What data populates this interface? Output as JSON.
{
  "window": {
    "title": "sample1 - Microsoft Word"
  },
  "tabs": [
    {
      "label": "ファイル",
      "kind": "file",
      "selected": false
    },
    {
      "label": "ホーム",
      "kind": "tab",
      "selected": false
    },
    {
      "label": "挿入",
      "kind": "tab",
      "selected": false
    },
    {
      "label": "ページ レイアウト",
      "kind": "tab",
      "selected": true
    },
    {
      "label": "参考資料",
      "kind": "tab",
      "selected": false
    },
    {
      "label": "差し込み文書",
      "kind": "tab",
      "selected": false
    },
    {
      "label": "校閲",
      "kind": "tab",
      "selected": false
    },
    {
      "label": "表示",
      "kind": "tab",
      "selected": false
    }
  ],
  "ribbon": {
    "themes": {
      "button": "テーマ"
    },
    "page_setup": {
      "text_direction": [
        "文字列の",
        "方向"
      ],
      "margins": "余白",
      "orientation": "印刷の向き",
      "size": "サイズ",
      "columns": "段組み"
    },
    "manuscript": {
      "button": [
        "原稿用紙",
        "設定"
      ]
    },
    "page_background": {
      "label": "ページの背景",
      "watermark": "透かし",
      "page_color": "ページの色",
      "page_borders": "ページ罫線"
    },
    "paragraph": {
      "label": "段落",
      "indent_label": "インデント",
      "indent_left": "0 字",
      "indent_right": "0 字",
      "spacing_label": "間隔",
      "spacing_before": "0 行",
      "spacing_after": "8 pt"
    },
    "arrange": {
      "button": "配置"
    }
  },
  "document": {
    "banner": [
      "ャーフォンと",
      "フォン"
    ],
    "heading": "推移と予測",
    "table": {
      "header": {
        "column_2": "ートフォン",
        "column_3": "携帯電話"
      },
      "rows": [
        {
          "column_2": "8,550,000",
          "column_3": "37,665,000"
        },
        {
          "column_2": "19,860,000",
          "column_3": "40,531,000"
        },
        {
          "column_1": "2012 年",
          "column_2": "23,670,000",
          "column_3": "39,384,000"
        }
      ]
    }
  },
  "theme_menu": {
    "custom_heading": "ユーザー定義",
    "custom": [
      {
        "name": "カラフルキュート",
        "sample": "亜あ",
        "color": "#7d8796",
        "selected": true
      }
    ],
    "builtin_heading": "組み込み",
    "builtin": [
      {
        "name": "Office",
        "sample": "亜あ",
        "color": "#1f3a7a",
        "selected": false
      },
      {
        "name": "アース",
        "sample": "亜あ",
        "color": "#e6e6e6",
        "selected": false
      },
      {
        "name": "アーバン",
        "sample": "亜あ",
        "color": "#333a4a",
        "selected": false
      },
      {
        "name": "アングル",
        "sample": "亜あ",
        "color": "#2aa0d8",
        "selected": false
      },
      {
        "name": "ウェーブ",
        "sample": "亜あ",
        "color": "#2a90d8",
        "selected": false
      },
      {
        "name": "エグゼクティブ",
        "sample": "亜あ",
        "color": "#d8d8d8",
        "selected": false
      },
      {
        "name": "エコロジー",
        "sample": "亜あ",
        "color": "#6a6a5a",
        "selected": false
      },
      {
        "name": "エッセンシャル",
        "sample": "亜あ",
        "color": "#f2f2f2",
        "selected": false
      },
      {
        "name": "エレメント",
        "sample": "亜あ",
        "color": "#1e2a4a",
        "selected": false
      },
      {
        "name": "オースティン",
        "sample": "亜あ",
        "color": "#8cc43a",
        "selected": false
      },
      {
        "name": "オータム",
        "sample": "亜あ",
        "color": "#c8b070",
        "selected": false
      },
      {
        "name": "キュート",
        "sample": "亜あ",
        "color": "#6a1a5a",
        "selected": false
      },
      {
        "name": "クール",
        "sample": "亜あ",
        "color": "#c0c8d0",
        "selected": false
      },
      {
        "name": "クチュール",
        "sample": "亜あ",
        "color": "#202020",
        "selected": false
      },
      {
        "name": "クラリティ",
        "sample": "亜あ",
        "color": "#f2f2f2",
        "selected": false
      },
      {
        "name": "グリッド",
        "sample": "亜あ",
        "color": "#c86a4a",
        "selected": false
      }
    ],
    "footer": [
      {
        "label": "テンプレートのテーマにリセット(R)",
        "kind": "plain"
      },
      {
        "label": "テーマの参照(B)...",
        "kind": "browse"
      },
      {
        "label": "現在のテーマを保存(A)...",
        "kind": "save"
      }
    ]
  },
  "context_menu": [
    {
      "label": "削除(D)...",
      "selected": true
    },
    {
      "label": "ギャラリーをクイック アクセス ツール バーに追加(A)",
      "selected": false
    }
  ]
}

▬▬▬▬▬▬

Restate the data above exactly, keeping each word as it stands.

What data populates this interface? Output as JSON.
{
  "window": {
    "title": "sample1 - Microsoft Word"
  },
  "tabs": [
    {
      "label": "ファイル",
      "kind": "file",
      "selected": false
    },
    {
      "label": "ホーム",
      "kind": "tab",
      "selected": false
    },
    {
      "label": "挿入",
      "kind": "tab",
      "selected": false
    },
    {
      "label": "ページ レイアウト",
      "kind": "tab",
      "selected": true
    },
    {
      "label": "参考資料",
      "kind": "tab",
      "selected": false
    },
    {
      "label": "差し込み文書",
      "kind": "tab",
      "selected": false
    },
    {
      "label": "校閲",
      "kind": "tab",
      "selected": false
    },
    {
      "label": "表示",
      "kind": "tab",
      "selected": false
    }
  ],
  "ribbon": {
    "themes": {
      "button": "テーマ"
    },
    "page_setup": {
      "text_direction": [
        "文字列の",
        "方向"
      ],
      "margins": "余白",
      "orientation": "印刷の向き",
      "size": "サイズ",
      "columns": "段組み"
    },
    "manuscript": {
      "button": [
        "原稿用紙",
        "設定"
      ]
    },
    "page_background": {
      "label": "ページの背景",
      "watermark": "透かし",
      "page_color": "ページの色",
      "page_borders": "ページ罫線"
    },
    "paragraph": {
      "label": "段落",
      "indent_label": "インデント",
      "indent_left": "0 字",
      "indent_right": "0 字",
      "spacing_label": "間隔",
      "spacing_before": "0 行",
      "spacing_after": "8 pt"
    },
    "arrange": {
      "button": "配置"
    }
  },
  "document": {
    "banner": [
      "ャーフォンと",
      "フォン"
    ],
    "heading": "推移と予測",
    "table": {
      "header": {
        "column_2": "ートフォン",
        "column_3": "携帯電話"
      },
      "rows": [
        {
          "column_2": "8,550,000",
          "column_3": "37,665,000"
        },
        {
          "column_2": "19,860,000",
          "column_3": "40,531,000"
        },
        {
          "column_1": "2012 年",
          "column_2": "23,670,000",
          "column_3": "39,384,000"
        }
      ]
    }
  },
  "theme_menu": {
    "custom_heading": "ユーザー定義",
    "custom": [
      {
        "name": "カラフルキュート",
        "sample": "亜あ",
        "color": "#7d8796",
        "selected": true
      }
    ],
    "builtin_heading": "組み込み",
    "builtin": [
      {
        "name": "Office",
        "sample": "亜あ",
        "color": "#1f3a7a",
        "selected": false
      },
      {
        "name": "アース",
        "sample": "亜あ",
        "color": "#e6e6e6",
        "selected": false
      },
      {
        "name": "アーバン",
        "sample": "亜あ",
        "color": "#333a4a",
        "selected": false
      },
      {
        "name": "アングル",
        "sample": "亜あ",
        "color": "#2aa0d8",
        "selected": false
      },
      {
        "name": "ウェーブ",
        "sample": "亜あ",
        "color": "#2a90d8",
        "selected": false
      },
      {
        "name": "エグゼクティブ",
        "sample": "亜あ",
        "color": "#d8d8d8",
        "selected": false
      },
      {
        "name": "エコロジー",
        "sample": "亜あ",
        "color": "#6a6a5a",
        "selected": false
      },
      {
        "name": "エッセンシャル",
        "sample": "亜あ",
        "color": "#f2f2f2",
        "selected": false
      },
      {
        "name": "エレメント",
        "sample": "亜あ",
        "color": "#1e2a4a",
        "selected": false
      },
      {
        "name": "オースティン",
        "sample": "亜あ",
        "color": "#8cc43a",
        "selected": false
      },
      {
        "name": "オータム",
        "sample": "亜あ",
        "color": "#c8b070",
        "selected": false
      },
      {
        "name": "キュート",
        "sample": "亜あ",
        "color": "#6a1a5a",
        "selected": false
      },
      {
        "name": "クール",
        "sample": "亜あ",
        "color": "#c0c8d0",
        "selected": false
      },
      {
        "name": "クチュール",
        "sample": "亜あ",
        "color": "#202020",
        "selected": false
      },
      {
        "name": "クラリティ",
        "sample": "亜あ",
        "color": "#f2f2f2",
        "selected": false
      },
      {
        "name": "グリッド",
        "sample": "亜あ",
        "color": "#c86a4a",
        "selected": false
      }
    ],
    "footer": [
      {
        "label": "テンプレートのテーマにリセット(R)",
        "kind": "plain"
      },
      {
        "label": "テーマの参照(B)...",
        "kind": "browse"
      },
      {
        "label": "現在のテーマを保存(A)...",
        "kind": "save"
      }
    ]
  },
  "context_menu": [
    {
      "label": "削除(D)...",
      "selected": true
    },
    {
      "label": "ギャラリーをクイック アクセス ツール バーに追加(A)",
      "selected": false
    }
  ]
}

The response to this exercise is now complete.